Extracted entries section start

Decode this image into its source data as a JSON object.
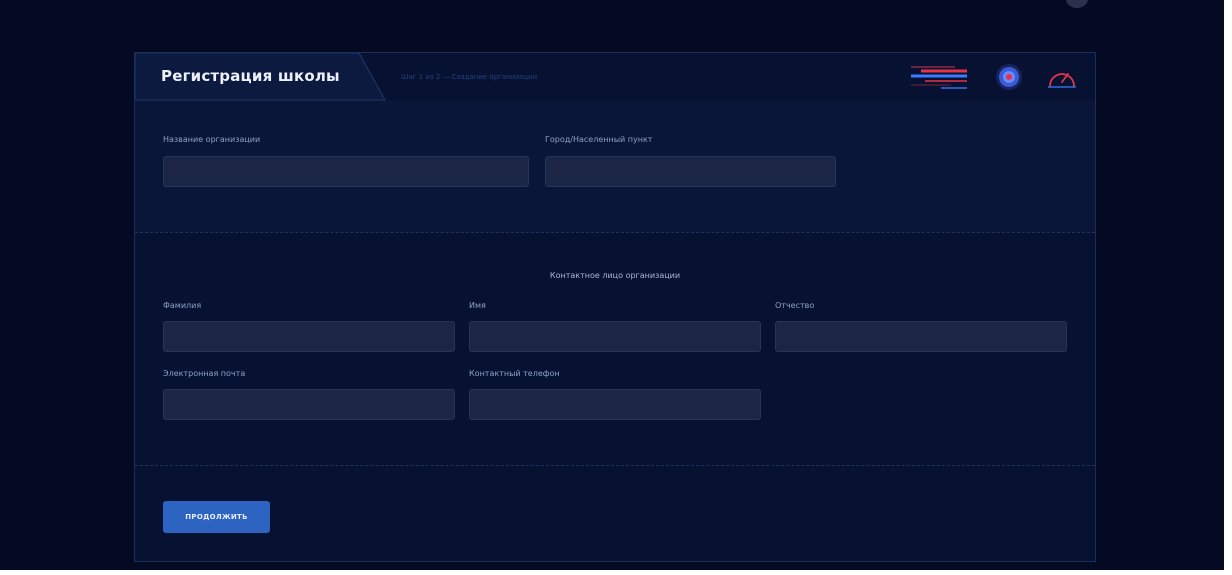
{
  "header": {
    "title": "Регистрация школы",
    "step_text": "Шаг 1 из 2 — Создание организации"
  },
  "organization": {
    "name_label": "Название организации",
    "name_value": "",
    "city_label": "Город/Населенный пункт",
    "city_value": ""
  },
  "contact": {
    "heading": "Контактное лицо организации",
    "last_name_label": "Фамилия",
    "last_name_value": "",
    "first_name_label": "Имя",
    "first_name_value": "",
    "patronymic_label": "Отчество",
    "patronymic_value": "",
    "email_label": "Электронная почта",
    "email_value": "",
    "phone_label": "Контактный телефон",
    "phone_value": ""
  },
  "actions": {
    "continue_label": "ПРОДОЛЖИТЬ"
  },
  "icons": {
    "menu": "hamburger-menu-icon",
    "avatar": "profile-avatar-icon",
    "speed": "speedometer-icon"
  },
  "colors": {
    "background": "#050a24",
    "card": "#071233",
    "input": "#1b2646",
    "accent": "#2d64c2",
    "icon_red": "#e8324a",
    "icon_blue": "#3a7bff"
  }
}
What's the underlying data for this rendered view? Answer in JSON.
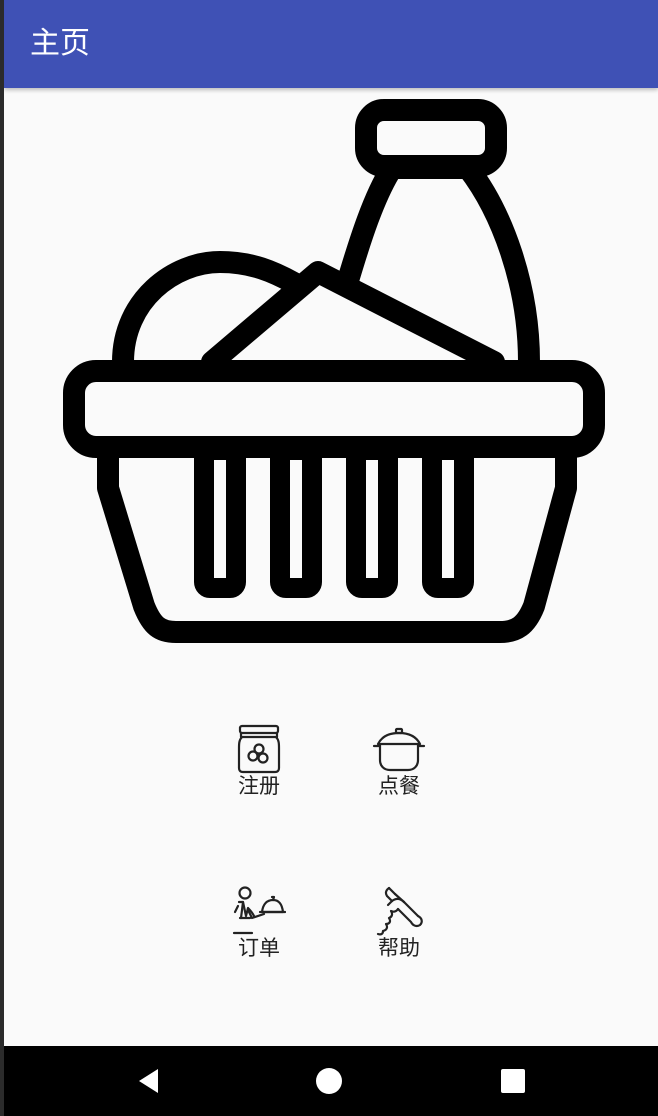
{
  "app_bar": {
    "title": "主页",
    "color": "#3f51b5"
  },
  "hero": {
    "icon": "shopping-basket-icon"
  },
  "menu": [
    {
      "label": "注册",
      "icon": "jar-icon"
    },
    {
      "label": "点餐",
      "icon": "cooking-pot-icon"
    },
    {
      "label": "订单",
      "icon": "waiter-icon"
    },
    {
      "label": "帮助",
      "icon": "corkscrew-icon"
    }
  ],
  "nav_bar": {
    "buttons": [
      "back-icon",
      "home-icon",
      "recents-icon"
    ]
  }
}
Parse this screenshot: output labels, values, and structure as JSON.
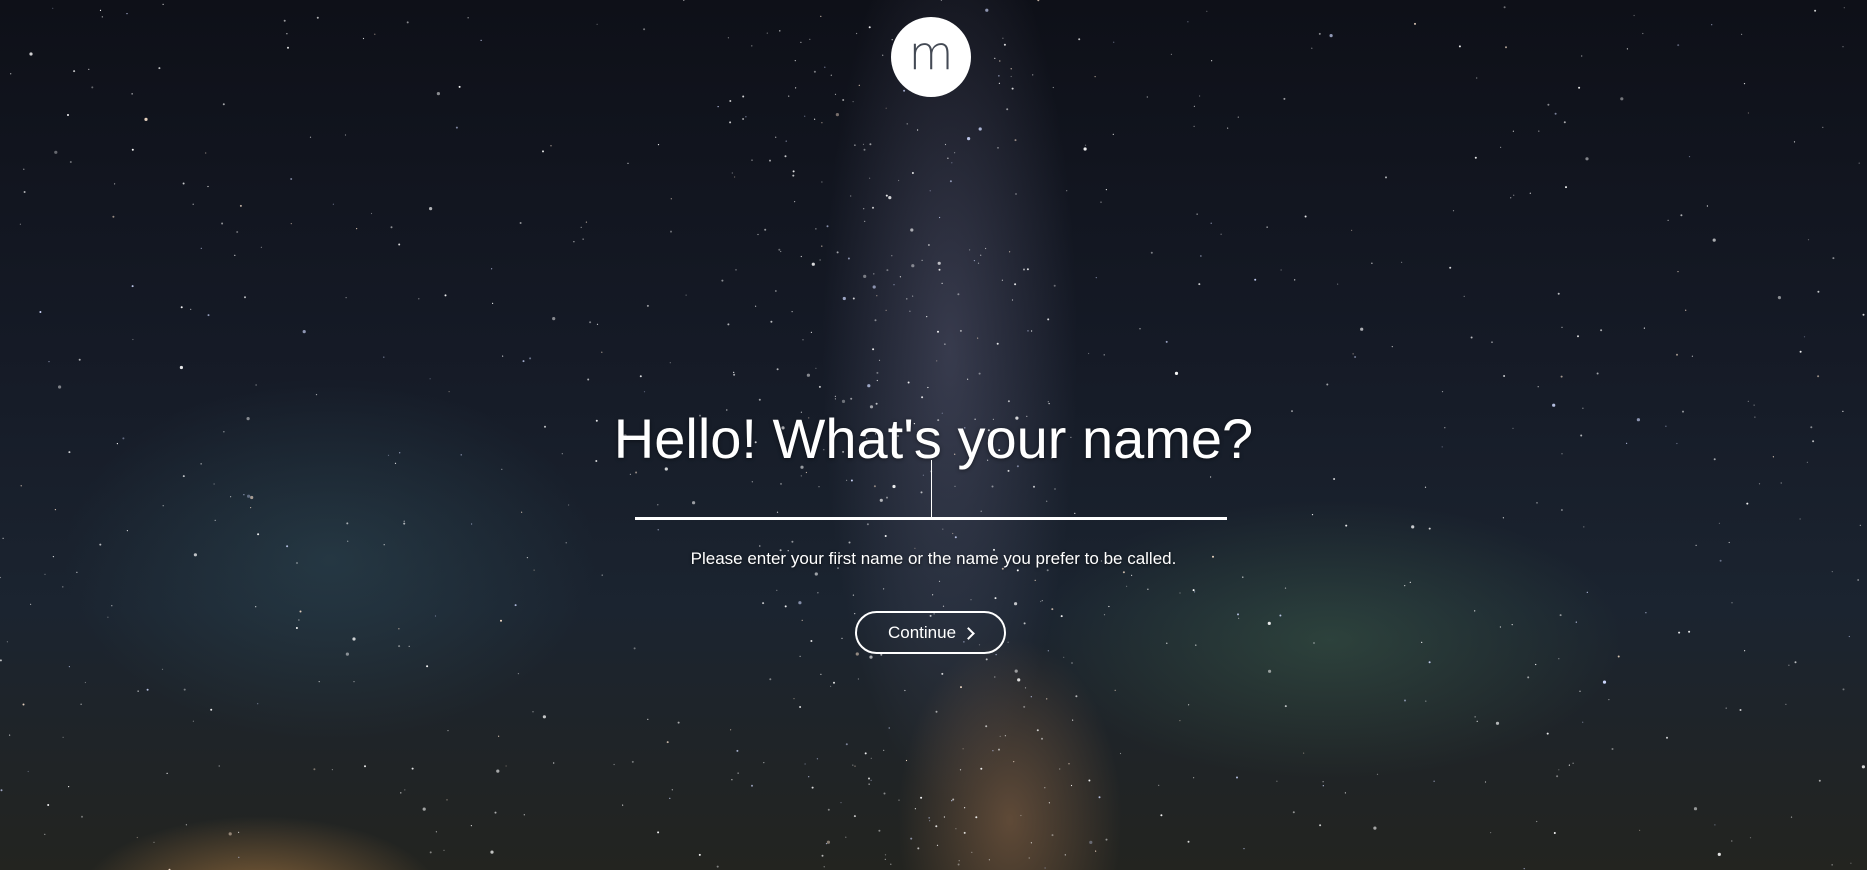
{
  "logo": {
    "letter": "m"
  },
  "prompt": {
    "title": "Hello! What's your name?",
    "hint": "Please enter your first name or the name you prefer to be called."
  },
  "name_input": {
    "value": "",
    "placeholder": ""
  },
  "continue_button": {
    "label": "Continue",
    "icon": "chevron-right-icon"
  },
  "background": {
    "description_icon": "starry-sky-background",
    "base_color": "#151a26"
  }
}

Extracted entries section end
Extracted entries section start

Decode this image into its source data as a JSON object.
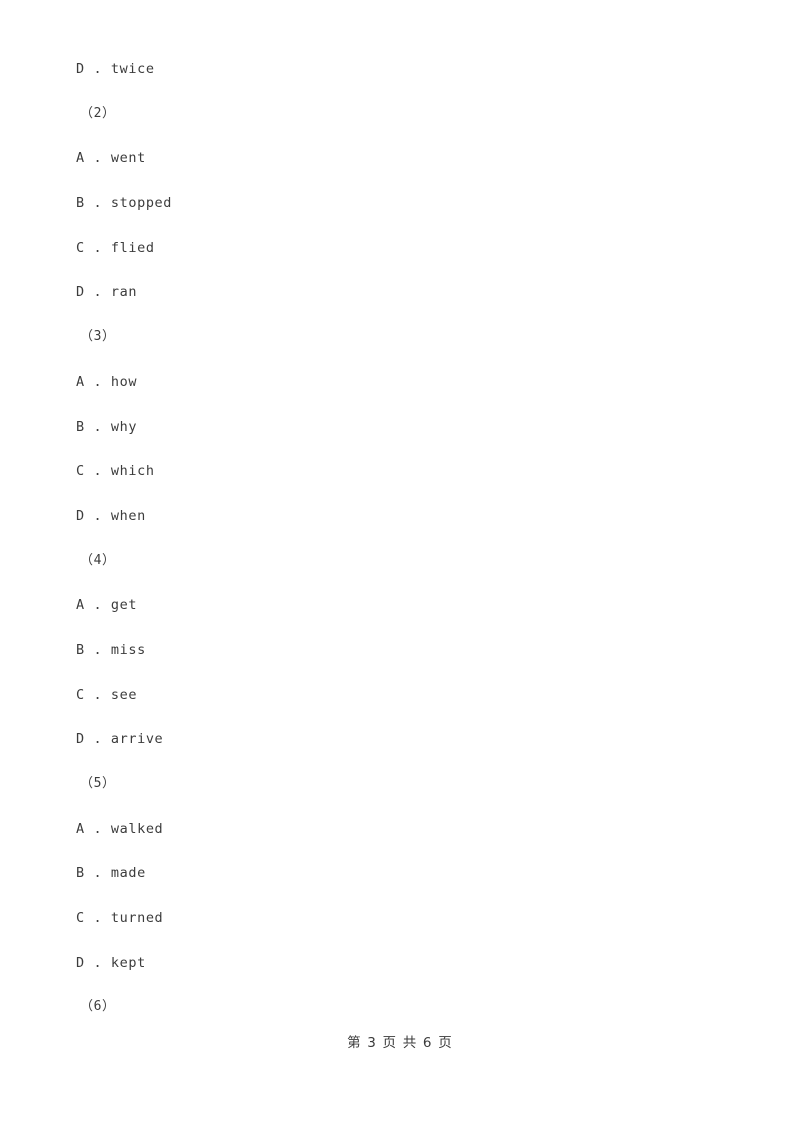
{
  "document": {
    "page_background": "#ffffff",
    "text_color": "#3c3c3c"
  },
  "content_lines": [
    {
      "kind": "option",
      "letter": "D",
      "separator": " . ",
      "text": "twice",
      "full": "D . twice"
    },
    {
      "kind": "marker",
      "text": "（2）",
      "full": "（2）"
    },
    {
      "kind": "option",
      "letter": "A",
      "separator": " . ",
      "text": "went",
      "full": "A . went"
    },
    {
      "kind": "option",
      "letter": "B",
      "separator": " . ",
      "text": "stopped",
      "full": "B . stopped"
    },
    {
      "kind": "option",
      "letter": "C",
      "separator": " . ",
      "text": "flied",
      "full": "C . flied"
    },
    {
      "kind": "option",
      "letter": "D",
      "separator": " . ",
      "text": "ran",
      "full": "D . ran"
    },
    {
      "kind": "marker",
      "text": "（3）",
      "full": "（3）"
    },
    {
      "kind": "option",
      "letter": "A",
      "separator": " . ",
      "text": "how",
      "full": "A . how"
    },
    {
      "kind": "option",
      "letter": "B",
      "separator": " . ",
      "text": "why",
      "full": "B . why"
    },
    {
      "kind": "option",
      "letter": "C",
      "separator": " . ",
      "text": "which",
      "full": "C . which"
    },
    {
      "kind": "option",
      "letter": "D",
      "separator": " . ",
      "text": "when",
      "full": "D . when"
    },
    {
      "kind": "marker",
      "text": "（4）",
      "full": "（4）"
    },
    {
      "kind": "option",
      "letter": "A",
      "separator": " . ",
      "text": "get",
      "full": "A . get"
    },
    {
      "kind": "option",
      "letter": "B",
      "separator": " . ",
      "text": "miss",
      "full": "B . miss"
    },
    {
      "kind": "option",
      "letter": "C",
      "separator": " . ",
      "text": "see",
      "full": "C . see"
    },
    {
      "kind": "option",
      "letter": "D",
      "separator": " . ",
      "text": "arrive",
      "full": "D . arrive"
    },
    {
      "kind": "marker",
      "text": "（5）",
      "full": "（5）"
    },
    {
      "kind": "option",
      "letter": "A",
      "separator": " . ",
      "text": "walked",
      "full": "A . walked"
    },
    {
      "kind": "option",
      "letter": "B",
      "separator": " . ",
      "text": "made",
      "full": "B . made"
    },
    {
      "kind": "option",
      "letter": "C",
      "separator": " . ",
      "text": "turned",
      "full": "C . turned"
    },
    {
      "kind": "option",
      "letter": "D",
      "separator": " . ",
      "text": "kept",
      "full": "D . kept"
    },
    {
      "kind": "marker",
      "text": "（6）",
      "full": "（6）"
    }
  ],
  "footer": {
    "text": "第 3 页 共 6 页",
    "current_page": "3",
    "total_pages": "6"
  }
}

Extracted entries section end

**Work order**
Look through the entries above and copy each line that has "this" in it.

**Answer to the exercise**
Decode this image into its source data as a JSON object.
What's the underlying data for this rendered view? Answer in JSON.
Parse this screenshot: output labels, values, and structure as JSON.
Decode this image into its source data as a JSON object.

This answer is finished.